Required work:
Every line in the entries where "word" is found should be copied.

((

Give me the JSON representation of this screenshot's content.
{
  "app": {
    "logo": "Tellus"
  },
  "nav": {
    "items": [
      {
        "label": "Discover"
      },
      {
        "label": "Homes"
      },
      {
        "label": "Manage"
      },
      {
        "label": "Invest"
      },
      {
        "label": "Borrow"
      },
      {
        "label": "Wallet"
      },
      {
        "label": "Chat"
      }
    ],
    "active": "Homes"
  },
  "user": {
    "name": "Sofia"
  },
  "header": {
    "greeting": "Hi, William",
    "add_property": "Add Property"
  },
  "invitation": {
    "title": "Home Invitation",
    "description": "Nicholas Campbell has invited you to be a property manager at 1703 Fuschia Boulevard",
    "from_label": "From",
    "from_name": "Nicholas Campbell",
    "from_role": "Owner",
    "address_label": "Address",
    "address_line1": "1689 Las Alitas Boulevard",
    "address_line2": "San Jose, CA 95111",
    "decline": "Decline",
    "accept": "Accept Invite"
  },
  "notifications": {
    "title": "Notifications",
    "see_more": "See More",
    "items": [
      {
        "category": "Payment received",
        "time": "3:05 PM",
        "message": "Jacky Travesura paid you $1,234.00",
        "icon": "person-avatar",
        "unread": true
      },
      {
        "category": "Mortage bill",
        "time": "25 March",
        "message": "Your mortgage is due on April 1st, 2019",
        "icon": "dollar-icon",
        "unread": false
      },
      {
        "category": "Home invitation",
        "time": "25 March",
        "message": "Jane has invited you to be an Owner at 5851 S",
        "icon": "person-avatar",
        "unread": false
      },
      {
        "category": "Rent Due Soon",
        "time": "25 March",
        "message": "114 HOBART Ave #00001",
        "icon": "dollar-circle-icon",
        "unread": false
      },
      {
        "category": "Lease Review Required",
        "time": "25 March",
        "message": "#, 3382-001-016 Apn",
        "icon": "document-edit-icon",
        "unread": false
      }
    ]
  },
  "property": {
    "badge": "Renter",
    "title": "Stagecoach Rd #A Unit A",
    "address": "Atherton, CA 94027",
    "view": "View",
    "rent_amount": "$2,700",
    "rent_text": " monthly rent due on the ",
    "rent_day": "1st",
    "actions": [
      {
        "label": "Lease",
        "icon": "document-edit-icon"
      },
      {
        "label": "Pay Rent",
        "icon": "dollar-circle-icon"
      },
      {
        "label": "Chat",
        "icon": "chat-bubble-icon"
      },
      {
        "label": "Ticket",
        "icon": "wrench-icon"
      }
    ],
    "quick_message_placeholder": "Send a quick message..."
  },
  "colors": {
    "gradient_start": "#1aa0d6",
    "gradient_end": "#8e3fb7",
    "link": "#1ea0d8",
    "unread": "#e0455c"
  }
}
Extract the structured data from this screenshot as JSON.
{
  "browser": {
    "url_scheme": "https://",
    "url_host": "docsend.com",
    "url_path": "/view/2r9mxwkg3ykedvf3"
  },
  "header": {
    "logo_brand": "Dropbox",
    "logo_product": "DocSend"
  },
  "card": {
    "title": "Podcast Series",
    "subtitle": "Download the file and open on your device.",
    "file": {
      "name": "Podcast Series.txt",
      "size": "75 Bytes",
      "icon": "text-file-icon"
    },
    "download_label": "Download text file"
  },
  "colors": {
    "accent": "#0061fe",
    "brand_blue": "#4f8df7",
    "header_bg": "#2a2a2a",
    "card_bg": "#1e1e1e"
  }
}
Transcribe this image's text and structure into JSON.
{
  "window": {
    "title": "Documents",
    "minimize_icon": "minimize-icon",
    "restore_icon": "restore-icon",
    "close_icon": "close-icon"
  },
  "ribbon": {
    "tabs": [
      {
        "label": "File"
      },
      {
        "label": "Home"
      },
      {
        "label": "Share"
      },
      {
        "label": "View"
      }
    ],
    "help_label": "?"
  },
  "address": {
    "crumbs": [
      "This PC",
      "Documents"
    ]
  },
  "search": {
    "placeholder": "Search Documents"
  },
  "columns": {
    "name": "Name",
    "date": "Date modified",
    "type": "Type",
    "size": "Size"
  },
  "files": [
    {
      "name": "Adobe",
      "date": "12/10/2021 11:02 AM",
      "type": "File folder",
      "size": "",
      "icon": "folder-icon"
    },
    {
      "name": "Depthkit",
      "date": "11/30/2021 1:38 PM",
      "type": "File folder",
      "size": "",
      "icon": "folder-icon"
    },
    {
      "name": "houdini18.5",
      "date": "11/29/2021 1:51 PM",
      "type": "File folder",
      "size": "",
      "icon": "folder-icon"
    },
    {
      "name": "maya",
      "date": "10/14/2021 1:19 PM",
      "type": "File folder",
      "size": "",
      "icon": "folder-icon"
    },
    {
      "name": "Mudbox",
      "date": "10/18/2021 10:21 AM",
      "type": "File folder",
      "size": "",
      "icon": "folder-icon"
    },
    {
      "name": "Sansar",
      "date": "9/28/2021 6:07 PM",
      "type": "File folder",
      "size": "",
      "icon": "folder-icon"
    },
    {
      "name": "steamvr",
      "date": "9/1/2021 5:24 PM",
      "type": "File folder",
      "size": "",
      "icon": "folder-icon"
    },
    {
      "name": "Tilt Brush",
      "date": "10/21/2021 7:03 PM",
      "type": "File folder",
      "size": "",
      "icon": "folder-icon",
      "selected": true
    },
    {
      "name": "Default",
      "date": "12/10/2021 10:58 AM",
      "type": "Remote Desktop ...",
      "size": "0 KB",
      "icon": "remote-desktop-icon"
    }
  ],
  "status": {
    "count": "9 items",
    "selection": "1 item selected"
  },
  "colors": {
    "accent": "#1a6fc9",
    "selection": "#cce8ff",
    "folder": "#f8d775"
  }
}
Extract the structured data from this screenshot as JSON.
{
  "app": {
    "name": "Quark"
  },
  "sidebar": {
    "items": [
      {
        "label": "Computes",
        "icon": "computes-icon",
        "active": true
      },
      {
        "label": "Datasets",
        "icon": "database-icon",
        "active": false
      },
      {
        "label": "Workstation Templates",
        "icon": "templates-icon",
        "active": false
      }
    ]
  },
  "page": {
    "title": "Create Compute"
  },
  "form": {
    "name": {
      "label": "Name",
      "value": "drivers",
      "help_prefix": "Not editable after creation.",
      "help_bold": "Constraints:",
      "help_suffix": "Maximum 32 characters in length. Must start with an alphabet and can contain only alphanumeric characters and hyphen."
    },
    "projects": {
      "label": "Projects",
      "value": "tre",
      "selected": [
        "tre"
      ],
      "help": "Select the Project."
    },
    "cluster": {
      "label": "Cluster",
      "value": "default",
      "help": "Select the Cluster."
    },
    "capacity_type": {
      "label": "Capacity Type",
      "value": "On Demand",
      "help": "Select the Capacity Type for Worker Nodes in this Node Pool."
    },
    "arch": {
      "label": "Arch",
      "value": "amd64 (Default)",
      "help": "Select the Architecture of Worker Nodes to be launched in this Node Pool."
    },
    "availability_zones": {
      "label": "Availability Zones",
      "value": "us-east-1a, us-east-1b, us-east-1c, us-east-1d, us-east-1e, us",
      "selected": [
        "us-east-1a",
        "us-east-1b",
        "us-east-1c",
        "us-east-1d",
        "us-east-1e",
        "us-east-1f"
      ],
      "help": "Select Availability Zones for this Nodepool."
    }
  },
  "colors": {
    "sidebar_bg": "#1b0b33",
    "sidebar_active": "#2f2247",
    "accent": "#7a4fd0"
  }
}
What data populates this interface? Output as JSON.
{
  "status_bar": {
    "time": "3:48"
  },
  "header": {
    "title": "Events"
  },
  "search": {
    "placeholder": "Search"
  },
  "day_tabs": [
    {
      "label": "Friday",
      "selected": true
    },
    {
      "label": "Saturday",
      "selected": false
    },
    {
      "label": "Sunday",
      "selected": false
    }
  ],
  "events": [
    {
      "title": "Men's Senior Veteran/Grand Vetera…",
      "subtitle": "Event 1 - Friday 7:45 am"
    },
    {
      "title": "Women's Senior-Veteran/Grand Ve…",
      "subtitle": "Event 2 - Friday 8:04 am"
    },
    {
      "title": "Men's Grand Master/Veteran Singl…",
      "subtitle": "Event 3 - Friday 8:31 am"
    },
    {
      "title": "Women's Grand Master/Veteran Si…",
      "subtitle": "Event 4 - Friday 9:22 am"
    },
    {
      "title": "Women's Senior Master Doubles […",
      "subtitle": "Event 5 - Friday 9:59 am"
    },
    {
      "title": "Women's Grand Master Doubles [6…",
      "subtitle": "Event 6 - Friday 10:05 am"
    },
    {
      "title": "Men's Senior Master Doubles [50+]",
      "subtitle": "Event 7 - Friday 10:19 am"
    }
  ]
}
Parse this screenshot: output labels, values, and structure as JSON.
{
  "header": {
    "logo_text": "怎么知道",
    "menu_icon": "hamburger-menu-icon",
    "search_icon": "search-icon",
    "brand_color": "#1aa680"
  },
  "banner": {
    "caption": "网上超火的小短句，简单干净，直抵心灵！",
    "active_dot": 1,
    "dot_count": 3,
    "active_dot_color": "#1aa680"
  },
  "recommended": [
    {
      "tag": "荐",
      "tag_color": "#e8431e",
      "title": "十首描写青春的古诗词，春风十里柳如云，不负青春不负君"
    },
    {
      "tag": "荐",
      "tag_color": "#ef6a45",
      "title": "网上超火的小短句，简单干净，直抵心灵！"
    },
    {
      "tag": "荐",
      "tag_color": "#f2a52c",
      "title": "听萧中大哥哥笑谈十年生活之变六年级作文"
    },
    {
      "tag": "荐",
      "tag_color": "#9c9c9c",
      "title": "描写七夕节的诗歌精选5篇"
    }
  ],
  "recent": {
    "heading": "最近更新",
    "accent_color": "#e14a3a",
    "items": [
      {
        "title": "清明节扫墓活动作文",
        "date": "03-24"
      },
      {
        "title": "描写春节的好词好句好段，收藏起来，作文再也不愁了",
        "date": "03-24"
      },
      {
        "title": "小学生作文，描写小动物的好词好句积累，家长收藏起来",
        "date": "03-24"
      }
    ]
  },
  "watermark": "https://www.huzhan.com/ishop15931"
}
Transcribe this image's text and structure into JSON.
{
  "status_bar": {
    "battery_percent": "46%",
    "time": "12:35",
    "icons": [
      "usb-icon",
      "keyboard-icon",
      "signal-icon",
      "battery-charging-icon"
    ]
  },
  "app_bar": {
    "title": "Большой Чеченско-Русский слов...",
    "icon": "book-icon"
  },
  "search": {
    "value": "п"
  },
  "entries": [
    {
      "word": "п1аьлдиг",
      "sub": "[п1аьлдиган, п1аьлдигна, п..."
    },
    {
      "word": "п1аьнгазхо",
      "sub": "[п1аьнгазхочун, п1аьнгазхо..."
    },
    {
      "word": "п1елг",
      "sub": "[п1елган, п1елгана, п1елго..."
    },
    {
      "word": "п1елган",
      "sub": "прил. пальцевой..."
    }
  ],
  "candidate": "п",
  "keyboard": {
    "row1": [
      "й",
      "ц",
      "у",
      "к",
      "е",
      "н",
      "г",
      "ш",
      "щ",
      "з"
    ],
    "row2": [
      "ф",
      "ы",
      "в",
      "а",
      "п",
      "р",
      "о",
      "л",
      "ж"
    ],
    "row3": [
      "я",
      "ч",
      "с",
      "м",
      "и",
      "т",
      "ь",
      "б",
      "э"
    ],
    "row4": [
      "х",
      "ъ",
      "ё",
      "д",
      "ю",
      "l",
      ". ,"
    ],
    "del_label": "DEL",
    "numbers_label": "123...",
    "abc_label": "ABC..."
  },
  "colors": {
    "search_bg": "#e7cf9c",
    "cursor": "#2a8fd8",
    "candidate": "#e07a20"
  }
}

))

Task response:
      "word": "п1аьлдиг",
      "word": "п1аьнгазхо",
      "word": "п1елг",
      "word": "п1елган",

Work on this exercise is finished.